A third factor accounting for the popularity of nonconformity in the nineteenth century were the opportunities it provided for activities, roles and support in the local community. Congregational/Independent chapels were self-governing with a wide range of decisions, including often the choice of minister, being made by the membership. Turvey, like other rural communities in the 1820’s, would have been characterised by strict social hierarchies with few opportunities for the ‘ordinary man’, and even fewer for women, to participate in local decision-making or have social influence. The opportunities presented by a project to establish a new place of worship may therefore have been attractive to people looking for greater participation and influence. Historians have suggested that the chapel movements provided social opportunities for ‘respectable’ women not otherwise available in communities where the ale house was the only place for social gatherings. The emphasis, typical of nonconformist membership, on discipline and community enforcement of moral codes may have been especially appealing to women. For example in Carlton’s Baptist chapel, of the sixteen expulsions of members between 1798 and 1827, twelve were of men, of whom seven were accused of drunkenness, or marital abuse.
Who joined the Congregational Chapel?
Whilst the membership appears to have initially been mainly female, two historical documents in Bedford Archives provide information about social class suggesting that those attending the chapel were probably broadly representative of the, largely poor, wider community, whilst those involved in securing the land came, perhaps unsurprisingly, exclusively from the ‘upper’ and ‘middle classes’.

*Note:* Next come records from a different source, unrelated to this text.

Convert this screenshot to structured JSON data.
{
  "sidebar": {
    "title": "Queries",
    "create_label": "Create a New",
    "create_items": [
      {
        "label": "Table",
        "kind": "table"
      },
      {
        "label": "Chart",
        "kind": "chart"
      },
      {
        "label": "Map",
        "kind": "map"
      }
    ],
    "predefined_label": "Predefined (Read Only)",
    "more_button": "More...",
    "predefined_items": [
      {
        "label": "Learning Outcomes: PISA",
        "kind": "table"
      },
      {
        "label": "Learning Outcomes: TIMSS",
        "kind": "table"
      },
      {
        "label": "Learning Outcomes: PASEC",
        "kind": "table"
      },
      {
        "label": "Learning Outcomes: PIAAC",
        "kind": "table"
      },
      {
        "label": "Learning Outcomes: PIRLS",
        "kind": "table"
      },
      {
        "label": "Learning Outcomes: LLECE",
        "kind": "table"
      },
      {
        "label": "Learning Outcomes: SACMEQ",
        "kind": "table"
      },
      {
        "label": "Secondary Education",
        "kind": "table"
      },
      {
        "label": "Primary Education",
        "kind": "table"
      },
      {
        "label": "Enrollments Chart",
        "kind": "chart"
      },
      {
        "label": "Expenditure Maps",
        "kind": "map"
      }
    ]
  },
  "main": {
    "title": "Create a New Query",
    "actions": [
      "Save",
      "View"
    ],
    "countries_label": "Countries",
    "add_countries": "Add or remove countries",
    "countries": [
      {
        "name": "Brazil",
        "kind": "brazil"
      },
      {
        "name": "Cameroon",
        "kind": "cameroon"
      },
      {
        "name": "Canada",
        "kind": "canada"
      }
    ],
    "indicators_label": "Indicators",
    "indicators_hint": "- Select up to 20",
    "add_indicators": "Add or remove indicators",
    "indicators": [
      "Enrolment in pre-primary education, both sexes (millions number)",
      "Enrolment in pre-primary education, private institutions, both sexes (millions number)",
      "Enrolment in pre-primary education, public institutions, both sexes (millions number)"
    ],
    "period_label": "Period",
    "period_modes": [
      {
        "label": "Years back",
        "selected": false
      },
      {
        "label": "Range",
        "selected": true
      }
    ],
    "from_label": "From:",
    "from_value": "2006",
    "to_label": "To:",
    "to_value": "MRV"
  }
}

The baptism register records fathers’ occupations and these show that for the first ten years the majority of these were what historians call the ‘rural poor’, 60% of fathers were described as labourers. In an area like Turvey, these would have been mostly agricultural workers. 20% were the ‘middle classes’, which included a surgeon, farmers and tradespeople (eg. a grocer, miller and baker). The remainder included artisans, for example a tailor and a shoemaker, and occupations such as a carrier, a carpenter and a sawyer. These proportions are very similar to Bedfordshire as a whole at that time.
The document recording the initial ‘lease and release’ for the land for the building of the chapel reveals that those involved included a ‘gentleman’, three lace buyers and a wool stapler (wool dealer), as well as tradespeople, for example three grocers, and two farmers.
D. Gilbert, Religion and society in industrial England: Church, chapel and social change, 1740-1914 (London, Longman, 1976), p.72.
J.H King, A short history of Turvey Congregational Church, Bedfordshire Archives, X729/15/4.
Lease and release, Bedfordshire Archives, x729/6/6
The Church Book of Carlton Meeting, Bedfordshire Archives, BAP170.
The Church Book of Turvey Meeting, Bedfordshire Archives, X729/1/1
The Congregational Magazine, 1829, pp. 8 and 62.